More than half of U.S. business travelers are likely to cancel existing travel plans with no intent to reschedule due to the surge in Covid-19 delta variant cases, according to a new American Hotel and Lodging Association survey. The survey results come as corporations delay their return to the office and major business travel destinations reinstate entry requirements and travel warnings, further evidence of a fall business travel recovery that could be weaker than some expected.
AHLA surveyed 2,200 adults Aug. 11-12 about their travel plans. Of the total sample, 414 respondents were business travelers. About 60 percent of business traveler respondents indicated they likely would postpone their travel plans until a later date. About 67 percent noted they are likely to take fewer trips, while 68 percent said they are likely to take shorter and 66 percent said they are likely will travel only places they can drive to.
Most business traveler respondents are reducing not only their number and length of trips but also their meeting attendance, with 71 percent reporting they likely will attend fewer in-person events or gatherings. Around 59 percent indicated they are likely to postpone existing meetings, and 49 percent said they are likely to cancel existing meetings with no intent to reschedule.
Indeed, group demand could fall in the months ahead, according to STR and Tourism Economics. “Group will still happen, but I won’t be surprised to see some cancellations in markets with high case counts and low vaccination rates,” STR president Amanda Hite said in a statement that accompanied its upgraded 2021 U.S. hotel forecast.

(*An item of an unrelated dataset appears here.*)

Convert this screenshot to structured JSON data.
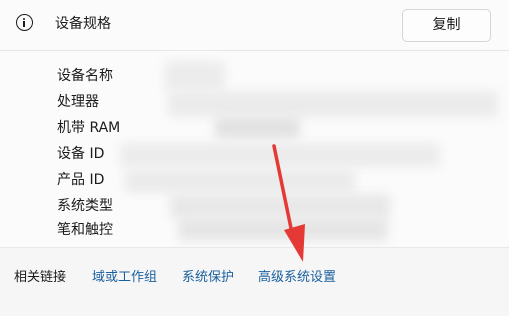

The drop in meeting attendance comes as some scheduled large-scale events are being canceled or delayed. On Aug. 24, The Financial Planning Association, for example, cancelled its in-person conference scheduled for Sept. 22, citing “the surge of the delta variant and concerns over the increasing number of Covid-19 cases across the country.” Nearly 1,000 participants were registered for the event.
Surveys Suggest Demand Hesitation
AHLA’s results coincide with the Global Business Travel Association’s August survey. Among that survey’s 678 member travel buyer and supplier respondents, 40 percent that had ceased domestic travel planned to resume domestic trips within the next one to three months. About 31 percent of the supplier respondents reported a drop in corporate bookings, and 25 percent reported an increase in corporate sales.
Based on a May to mid-June survey of 150 corporate executives, Deloitte projected fourth-quarter 2021 U.S. business travel to reach at most 35 percent of the level of the fourth quarter of 2019. Deloitte projected business travel would recover faster if border restrictions eased and a significant outbreak didn’t occur. Since the survey was conducted, quarantines and travel warnings have been maintained or reinstated. The U.S. federal government in late July said it would not lift restrictions on international travelers anytime soon, and the European Council on Aug. 30 removed the U.S. from its list of safe countries from which travelers would not require quarantine and testing.
The accumulating survey results come after suppliers voiced optimism in their quarterly earnings calls this summer. Many pointed to presumed autumn return to the office as a sign for a stronger recovery in business travel.
Several corporations, however, have delayed their mandatory return to the office plans again. Google, Facebook and Amazon—each a Corporate Travel 100 company—each recently announced they will delay their mandatory return to the office to 2022 due to rising Covid-19 cases.